▶ _WHAT TO WORK ON_:
Working through the lines below, return each one that holds "text".

▶ _MATERIAL FOR THIS EXERCISE_:
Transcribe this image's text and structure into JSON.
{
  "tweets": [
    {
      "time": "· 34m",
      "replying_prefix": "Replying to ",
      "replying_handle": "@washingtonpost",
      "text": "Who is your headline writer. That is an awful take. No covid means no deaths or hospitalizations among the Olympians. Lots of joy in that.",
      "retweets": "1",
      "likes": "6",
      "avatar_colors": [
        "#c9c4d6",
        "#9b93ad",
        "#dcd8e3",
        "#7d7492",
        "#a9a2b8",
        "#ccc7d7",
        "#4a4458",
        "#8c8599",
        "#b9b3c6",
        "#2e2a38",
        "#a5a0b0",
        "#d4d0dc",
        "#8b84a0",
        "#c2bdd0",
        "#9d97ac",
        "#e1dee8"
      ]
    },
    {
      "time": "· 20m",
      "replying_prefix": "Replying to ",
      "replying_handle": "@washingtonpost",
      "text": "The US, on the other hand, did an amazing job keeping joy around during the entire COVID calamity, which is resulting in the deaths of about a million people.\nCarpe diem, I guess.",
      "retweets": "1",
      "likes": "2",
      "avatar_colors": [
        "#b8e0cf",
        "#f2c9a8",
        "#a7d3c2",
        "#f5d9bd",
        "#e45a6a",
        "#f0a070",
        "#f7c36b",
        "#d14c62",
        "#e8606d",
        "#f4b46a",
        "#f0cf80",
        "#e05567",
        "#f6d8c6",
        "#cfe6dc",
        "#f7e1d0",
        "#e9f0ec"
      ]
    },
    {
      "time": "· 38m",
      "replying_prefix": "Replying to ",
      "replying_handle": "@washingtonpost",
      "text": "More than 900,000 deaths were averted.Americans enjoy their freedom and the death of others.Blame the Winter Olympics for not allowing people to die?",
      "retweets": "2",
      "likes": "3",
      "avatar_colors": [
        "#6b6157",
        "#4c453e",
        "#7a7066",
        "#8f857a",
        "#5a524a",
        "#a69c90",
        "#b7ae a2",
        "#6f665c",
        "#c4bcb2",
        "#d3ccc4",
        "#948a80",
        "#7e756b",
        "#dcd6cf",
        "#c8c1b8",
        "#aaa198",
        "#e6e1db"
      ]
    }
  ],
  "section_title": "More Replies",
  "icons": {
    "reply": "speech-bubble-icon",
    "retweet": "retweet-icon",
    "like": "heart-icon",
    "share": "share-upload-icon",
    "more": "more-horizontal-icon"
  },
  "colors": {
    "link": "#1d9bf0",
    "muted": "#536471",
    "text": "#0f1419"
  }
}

▶ _RESULT OF THE TASK_:
Transcribe this image's text and structure into JSON.
      "text": "Who is your headline writer. That is an awful take. No covid means no deaths or hospitalizations among the Olympians. Lots of joy in that.",
      "text": "The US, on the other hand, did an amazing job keeping joy around during the entire COVID calamity, which is resulting in the deaths of about a million people.\nCarpe diem, I guess.",
      "text": "More than 900,000 deaths were averted.Americans enjoy their freedom and the death of others.Blame the Winter Olympics for not allowing people to die?",
    "text": "#0f1419"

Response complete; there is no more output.